The Evolution of Thanksgiving into a National Holiday
Continuing from the first part of the article, it is of great importance to recognize that the event that sparked the evolution of Thanksgiving into a national holiday was not necessarily wholly celebratory or universally peaceful. This evolution was a series of historical occurrences and the influence of multiple societies and cultures, often characterized by strife and strain.
Although a widely accepted notion is that the Wampanoag Native American tribe was warmly invited to join the Pilgrims in their celebratory feast, this fact is not exceptionally robust. Some historical records hint that the Wampanoag, initially, might not have been intentionally invited but came to investigate upon hearing gunfire from the Pilgrims. Expert historians assert that the Wampanoag’s presence at the feast was more of an outcome of diplomatic consideration than an act of friendship.
Following the initial thanksgiving feast in 1621, the relationship between the Pilgrims and the Wampanoag significantly deteriorated. Various sources confirm that a series of conflicts, misunderstandings, and deceptions led to a decline in their rapport, ultimately culminating in the brutal King Philip’s War in 1675-76, named after the English name given to the Wampanoag chief Metacomet. The war, amongst the deadliest in American history, devastated the Wampanoag people and permanently altered the balance of power in favor of the English settlers.
Despite these devastating realities connected to the first Thanksgiving, the evolution into a national holiday took root during the American Revolution. According to historical archives, the Continental Congress declared a day of thanksgiving after the American victory at Saratoga in 1777. However, Thanksgiving was not yet established as an annual event, and subsequent declarations were made sporadically in case of notable victories.
The credit for transforming Thanksgiving into an annual nationwide celebration goes to Sarah Josepha Hale, a prominent editor and writer, known for her persistent 17-year campaign to establish the holiday. Hale wrote numerous editorials and sent numerous letters to governors, senators, and presidents advocating for the cause. Finally, in 1863, her efforts bore fruit when President Abraham Lincoln proclaimed Thanksgiving to be a national holiday, marking the last Thursday of November to be a day of Thanksgiving. The objective was to foster unity among American citizens in the middle of the Civil War.
Hence, the evolution of Thanksgiving from its origins to the national holiday we observe today was a complicated journey shaped by a variety of historical events and cultural shifts. The celebration as we know it owes just as much to the early 17th-century communal meals as it does to the tireless efforts of a 19th-century woman activist. As with any historical event, it is essential to recognize the complexities, both rewarding and challenging, that played a part in its conception and acknowledge the profound historical narratives often underrepresented in conventional Thanksgiving depictions.

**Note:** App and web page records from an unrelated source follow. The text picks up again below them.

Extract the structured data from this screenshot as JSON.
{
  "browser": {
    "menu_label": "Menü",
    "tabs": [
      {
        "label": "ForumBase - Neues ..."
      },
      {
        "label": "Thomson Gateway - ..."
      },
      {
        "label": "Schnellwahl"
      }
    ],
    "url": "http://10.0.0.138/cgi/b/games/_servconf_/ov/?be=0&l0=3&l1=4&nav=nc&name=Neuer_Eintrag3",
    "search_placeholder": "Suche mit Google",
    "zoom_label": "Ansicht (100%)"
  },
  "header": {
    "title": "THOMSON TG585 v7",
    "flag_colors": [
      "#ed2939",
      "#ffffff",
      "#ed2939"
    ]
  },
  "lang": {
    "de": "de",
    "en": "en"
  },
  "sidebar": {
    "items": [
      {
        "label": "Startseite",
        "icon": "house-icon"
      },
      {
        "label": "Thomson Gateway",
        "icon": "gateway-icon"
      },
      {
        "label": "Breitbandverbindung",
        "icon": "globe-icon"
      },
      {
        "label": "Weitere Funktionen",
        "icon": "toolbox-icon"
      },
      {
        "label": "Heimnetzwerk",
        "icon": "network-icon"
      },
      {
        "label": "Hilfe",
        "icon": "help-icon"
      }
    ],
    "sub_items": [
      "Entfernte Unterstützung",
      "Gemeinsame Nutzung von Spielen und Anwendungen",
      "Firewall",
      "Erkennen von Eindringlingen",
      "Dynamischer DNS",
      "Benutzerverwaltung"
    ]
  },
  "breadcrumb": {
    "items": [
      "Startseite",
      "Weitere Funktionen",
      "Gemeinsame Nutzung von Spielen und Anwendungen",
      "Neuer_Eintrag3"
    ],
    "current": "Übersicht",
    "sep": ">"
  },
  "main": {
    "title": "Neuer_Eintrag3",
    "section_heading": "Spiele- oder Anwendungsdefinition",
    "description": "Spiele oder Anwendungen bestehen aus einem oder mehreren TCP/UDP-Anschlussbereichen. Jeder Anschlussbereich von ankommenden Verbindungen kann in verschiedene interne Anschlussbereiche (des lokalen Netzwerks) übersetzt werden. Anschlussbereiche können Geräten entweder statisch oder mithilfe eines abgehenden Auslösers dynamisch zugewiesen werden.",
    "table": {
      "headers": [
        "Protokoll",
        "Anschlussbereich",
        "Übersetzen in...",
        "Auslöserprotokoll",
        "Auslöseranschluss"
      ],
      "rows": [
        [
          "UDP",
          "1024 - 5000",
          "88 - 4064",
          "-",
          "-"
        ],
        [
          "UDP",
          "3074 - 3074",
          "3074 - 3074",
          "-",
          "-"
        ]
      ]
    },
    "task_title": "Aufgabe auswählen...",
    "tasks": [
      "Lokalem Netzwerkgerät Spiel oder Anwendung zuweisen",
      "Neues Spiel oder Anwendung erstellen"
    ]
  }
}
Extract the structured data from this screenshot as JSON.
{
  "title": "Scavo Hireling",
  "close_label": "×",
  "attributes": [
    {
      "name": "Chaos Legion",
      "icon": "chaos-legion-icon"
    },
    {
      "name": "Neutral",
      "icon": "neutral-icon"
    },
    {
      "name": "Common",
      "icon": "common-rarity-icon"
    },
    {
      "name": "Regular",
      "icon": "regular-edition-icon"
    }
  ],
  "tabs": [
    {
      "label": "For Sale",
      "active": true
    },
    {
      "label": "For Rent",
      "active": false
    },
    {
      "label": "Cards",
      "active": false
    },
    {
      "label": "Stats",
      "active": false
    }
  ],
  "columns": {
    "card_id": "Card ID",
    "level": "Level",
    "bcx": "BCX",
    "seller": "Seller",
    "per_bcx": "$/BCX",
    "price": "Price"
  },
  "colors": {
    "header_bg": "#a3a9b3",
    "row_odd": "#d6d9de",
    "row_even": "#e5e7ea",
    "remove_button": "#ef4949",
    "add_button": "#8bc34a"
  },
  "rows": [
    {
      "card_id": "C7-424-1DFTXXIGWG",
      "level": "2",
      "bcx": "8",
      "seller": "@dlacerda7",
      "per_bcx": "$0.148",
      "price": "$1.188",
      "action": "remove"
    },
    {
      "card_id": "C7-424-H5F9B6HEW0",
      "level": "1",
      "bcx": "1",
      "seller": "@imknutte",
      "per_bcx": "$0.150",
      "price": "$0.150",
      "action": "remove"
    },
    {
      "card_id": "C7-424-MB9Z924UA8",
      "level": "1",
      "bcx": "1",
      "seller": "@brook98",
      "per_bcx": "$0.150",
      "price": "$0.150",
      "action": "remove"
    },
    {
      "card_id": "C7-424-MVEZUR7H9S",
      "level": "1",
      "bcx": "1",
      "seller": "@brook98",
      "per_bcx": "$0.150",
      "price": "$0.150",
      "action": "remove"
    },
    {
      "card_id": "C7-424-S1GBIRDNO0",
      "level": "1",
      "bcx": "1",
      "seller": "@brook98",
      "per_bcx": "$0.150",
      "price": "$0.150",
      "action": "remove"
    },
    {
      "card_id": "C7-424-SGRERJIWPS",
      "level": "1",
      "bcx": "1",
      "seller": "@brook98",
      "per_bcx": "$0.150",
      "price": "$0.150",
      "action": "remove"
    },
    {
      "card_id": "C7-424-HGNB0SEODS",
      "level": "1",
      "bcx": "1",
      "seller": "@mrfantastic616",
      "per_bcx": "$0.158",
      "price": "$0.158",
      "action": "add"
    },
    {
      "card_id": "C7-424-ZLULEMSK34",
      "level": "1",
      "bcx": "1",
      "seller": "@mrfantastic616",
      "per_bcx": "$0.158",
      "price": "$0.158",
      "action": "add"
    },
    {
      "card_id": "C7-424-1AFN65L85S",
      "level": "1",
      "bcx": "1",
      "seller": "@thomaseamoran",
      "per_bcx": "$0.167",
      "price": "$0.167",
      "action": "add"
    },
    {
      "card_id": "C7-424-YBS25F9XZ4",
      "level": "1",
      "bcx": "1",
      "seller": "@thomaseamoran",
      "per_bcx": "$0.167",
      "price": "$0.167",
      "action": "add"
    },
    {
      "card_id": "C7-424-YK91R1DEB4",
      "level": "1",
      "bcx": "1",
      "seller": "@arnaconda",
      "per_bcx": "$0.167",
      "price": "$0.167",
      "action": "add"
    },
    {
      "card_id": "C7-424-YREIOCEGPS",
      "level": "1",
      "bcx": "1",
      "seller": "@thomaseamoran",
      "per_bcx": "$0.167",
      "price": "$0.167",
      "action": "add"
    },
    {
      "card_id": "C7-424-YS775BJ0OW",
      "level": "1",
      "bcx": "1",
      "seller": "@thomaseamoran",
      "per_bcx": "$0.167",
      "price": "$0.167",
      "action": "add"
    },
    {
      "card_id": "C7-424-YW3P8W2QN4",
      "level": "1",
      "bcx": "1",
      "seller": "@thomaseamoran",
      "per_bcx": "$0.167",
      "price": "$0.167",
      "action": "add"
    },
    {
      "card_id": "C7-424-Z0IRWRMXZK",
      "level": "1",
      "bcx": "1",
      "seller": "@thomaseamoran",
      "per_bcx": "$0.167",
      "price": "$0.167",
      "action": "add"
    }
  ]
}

Through investigations into historical records, primary sources, and careful examination of the social and political dynamics, we gain fresh perspectives on the First Thanksgiving. The relations between the Pilgrims and Native Americans, initially considered harmonious, are found to be more nuanced and turbulent. As we discover the role key figures played in the evolution of this singular event into a national holiday, we gain an understanding of the tradition’s natural evolution. The narrative of Thanksgiving thus holds a mirror to the fabric of the American nation, reflecting both its spirit of resilience and its willingness to engage with its complex past.